The WHO has advised against travel to Taipei, Beijing, Hong Kong and several regions of China that have reported a rapid spread of the flu-like syndrome.
Beijing officials have said they believe the crisis in the capital is waning, although WHO has declined to say whether the epidemic has peaked or not.
Chinese officials say their data shows a slowing of new infection rates which has led to the lifting of quarantines on six hospitals, two residential communities and four construction sites where Sars cases had been found.
More than 80,000 students will be allowed to gather in Beijing next month for college entrance examinations.
And the Communist Party newspaper People's Daily said Sars will not delay the nation's first manned space launch, expected later this year.
But according to WHO spokeswoman, Mangai Balasegaram, not knowing how about half of patients caught the illness, "means you don't
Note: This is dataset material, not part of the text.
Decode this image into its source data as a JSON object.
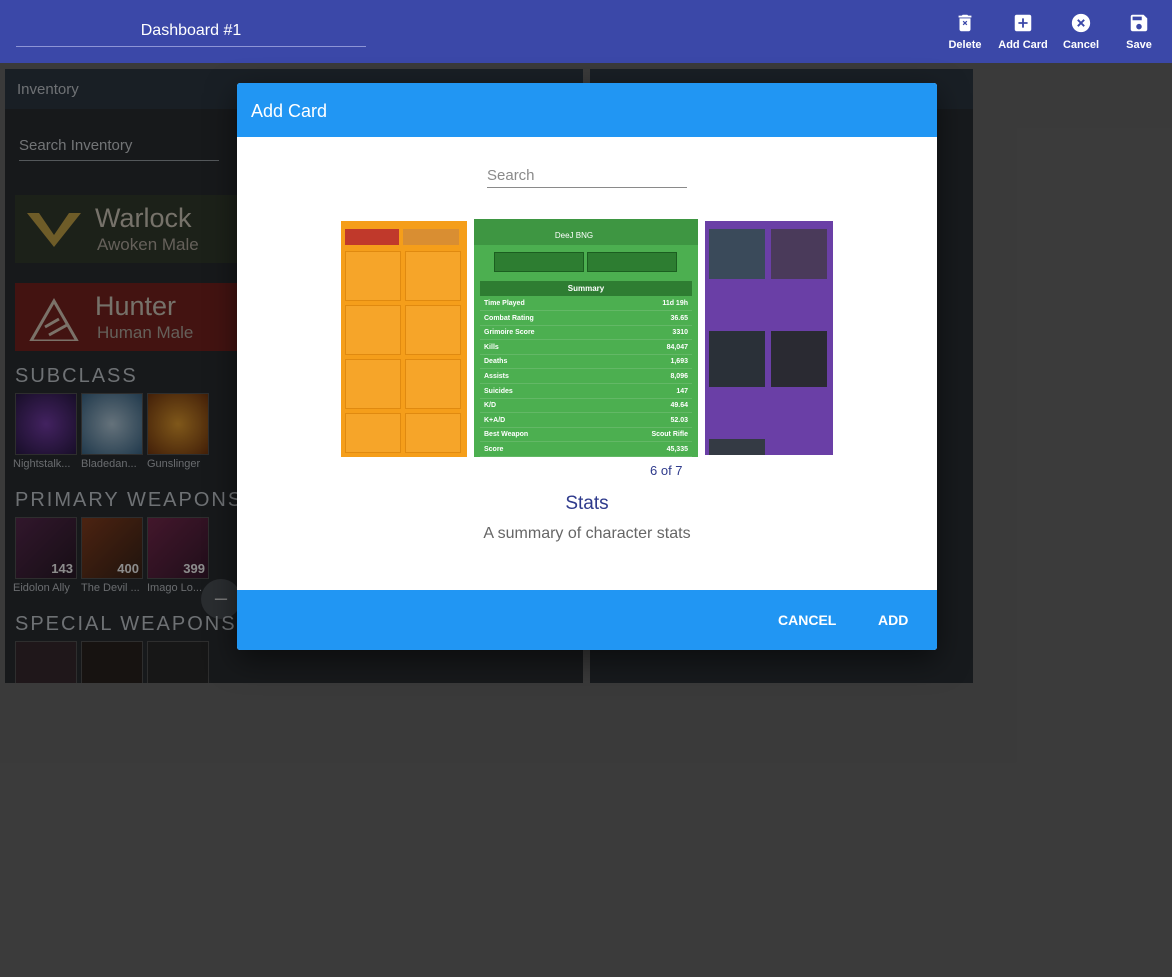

understand what's going on. The epidemic might be flying off in one direction, and you might not know about it."
Known death tolls:
Mainland China: 348
Hong Kong: 298
Source: WHO/local authorities
She also said that some hospitals might not have been trained in "contact reporting".
"You have to find out where the people were living, where they went and who they contacted," she said.
Other WHO officials say they are worried that Sars is shifting to the poorer countryside, where a shortage of hospitals and doctors
could make an outbreak disastrous.
Chinese villagers worried about the disease have dumped rotten fish on cars carrying visitors from Beijing to keep them away, the Beijing Times reported.
Elsewhere in China villagers have overturned ambulances, ransacked hospitals, dug ditches and summoned exorcists to ward off the virus.
China had been criticised for failing to reveal the true extent of the crisis to its people and the rest of the world for months after it was first reported in November.
In other developments:
Canada has had no new reported cases since late April, and could be declared Sars-free as early as next week, say officials
The US State Department is allowing family members and non-essential staff to leave its representative missions in Taipei and the second largest city, Kaohsiung
In Singapore, people entering public hospitals will soon have their movements electronically tracked and recorded in an effort to curb the spread of Sars, say government officials
Scientists warn that Sars could pose a threat to humans for many years to come